* **WHAT TO WORK ON**:
Could you filter the records below and return each line that holds "theo"?

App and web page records
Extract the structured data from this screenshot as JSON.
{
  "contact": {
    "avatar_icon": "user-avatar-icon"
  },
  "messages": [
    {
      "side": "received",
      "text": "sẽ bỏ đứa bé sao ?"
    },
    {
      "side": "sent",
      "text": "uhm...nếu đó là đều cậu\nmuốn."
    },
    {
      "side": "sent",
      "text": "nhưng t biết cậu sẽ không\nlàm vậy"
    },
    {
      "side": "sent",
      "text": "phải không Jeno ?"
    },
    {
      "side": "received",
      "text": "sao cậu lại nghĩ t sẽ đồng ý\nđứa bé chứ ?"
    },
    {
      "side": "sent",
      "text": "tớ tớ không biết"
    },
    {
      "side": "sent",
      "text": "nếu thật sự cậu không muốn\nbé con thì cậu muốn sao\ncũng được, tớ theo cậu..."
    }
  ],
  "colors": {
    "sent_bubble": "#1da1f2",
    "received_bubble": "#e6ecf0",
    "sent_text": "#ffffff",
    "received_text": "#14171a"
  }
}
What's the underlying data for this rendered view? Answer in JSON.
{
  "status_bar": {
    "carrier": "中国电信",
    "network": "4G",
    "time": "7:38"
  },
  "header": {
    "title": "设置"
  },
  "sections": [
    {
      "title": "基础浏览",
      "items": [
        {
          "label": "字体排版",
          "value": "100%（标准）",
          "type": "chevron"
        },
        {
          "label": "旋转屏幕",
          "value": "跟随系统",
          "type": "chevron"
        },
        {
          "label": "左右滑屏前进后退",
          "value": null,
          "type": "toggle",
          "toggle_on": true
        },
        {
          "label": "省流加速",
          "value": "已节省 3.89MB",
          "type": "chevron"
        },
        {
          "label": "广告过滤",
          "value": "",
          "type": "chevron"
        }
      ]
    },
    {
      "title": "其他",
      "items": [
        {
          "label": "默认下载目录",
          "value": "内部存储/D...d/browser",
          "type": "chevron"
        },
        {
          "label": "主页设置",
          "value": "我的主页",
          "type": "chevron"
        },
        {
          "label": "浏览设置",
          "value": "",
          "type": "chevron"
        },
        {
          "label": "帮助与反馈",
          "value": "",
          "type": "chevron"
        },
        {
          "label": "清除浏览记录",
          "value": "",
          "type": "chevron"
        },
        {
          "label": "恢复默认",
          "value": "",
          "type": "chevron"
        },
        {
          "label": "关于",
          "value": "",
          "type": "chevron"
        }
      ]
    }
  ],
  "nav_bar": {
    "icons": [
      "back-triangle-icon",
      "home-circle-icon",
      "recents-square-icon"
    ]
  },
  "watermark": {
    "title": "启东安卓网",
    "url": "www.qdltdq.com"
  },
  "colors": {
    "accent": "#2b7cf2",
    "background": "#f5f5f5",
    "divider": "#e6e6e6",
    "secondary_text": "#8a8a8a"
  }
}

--

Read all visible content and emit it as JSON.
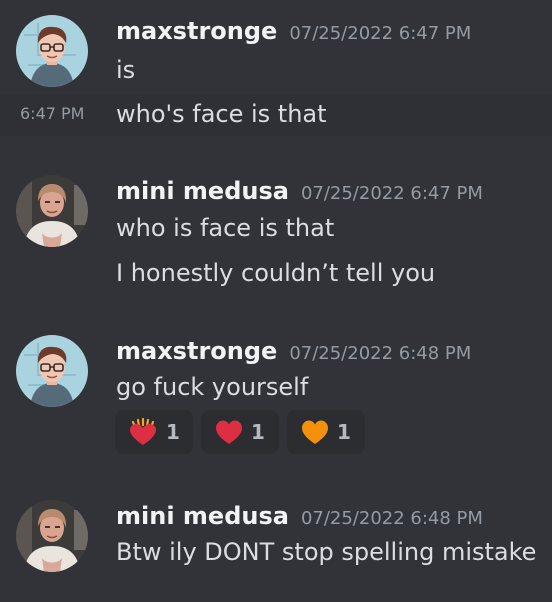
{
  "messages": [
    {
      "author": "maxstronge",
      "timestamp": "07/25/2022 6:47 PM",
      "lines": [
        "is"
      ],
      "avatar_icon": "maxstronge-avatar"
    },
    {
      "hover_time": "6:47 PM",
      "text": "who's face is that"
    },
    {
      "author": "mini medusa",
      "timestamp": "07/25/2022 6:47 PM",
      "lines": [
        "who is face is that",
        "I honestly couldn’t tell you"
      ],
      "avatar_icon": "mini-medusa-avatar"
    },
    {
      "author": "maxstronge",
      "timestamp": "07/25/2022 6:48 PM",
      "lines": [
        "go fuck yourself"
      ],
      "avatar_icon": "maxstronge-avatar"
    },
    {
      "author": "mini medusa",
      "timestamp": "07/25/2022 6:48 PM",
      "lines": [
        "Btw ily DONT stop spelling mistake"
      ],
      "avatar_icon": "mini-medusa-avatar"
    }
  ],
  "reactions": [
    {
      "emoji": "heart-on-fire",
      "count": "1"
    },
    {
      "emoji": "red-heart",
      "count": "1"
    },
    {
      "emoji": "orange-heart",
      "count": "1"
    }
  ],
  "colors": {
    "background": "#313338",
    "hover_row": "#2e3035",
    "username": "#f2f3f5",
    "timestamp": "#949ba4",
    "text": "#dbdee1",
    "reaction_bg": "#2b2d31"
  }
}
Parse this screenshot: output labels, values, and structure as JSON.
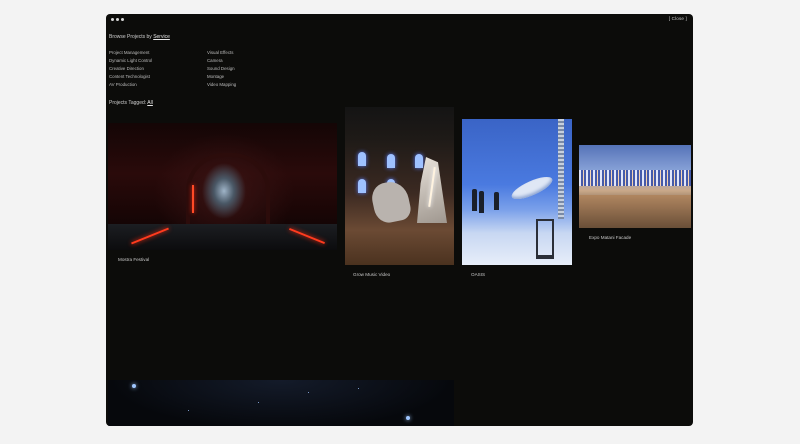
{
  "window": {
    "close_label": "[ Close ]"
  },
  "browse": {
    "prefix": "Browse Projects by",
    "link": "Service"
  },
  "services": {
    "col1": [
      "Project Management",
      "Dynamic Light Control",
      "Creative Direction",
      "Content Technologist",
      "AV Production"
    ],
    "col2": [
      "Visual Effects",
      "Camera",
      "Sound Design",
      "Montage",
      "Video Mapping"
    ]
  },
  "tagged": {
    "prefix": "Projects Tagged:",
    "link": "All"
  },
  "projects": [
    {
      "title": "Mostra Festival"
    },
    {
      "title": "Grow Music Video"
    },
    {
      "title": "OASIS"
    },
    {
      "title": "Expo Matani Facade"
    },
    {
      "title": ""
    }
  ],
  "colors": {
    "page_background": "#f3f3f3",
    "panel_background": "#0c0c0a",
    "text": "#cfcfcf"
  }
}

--

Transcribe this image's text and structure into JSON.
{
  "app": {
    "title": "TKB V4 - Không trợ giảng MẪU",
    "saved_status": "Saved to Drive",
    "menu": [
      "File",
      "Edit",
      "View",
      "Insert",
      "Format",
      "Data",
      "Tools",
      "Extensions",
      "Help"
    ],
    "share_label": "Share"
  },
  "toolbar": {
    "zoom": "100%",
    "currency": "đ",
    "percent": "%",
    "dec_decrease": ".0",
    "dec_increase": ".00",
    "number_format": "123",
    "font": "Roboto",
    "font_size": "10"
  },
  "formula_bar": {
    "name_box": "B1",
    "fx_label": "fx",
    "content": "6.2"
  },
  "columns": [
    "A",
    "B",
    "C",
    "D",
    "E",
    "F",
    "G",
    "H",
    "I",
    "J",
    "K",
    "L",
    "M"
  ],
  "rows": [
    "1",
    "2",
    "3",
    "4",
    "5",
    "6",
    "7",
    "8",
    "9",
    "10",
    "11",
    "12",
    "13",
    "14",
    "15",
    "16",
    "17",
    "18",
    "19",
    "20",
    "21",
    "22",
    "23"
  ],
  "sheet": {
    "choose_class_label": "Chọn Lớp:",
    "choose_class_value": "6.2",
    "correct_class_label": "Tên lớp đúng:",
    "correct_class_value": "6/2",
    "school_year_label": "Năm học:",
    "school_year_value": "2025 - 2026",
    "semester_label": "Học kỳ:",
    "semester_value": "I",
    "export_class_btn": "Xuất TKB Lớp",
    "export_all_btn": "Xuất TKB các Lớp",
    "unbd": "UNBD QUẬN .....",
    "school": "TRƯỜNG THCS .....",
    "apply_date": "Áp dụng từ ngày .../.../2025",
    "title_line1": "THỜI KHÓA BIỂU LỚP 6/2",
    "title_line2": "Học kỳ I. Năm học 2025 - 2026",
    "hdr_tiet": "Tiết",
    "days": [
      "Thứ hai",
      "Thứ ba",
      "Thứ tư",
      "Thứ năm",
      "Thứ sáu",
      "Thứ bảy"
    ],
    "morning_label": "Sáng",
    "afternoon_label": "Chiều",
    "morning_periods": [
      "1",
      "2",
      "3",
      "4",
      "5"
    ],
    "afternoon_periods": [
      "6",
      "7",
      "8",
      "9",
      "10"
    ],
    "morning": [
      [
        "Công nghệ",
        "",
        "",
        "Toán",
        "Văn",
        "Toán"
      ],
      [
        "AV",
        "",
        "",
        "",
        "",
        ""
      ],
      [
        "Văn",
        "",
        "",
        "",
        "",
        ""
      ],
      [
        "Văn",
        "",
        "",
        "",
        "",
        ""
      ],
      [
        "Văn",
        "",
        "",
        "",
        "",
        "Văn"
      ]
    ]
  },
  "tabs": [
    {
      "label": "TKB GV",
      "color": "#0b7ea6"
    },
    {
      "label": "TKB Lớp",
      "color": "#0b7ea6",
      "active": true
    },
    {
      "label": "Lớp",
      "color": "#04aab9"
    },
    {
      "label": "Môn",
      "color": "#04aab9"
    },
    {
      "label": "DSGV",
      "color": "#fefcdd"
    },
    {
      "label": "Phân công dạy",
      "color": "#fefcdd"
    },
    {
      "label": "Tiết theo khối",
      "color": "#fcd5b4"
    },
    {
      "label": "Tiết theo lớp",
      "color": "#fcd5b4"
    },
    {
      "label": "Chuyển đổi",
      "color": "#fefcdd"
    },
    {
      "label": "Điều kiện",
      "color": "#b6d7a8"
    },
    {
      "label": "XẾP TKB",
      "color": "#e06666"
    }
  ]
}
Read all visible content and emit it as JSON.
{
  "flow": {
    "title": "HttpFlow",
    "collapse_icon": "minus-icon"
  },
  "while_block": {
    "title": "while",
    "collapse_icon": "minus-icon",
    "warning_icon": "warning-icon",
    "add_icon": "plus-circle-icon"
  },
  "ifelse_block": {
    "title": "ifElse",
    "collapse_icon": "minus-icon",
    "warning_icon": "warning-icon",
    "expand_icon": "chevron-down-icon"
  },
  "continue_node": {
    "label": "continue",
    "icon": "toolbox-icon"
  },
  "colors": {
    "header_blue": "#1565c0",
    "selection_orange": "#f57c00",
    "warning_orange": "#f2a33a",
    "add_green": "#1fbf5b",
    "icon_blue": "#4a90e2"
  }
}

* **EXERCISE OUTPUT**:
      "text": "nếu thật sự cậu không muốn\nbé con thì cậu muốn sao\ncũng được, tớ theo cậu..."
      "label": "Tiết theo khối",
      "label": "Tiết theo lớp",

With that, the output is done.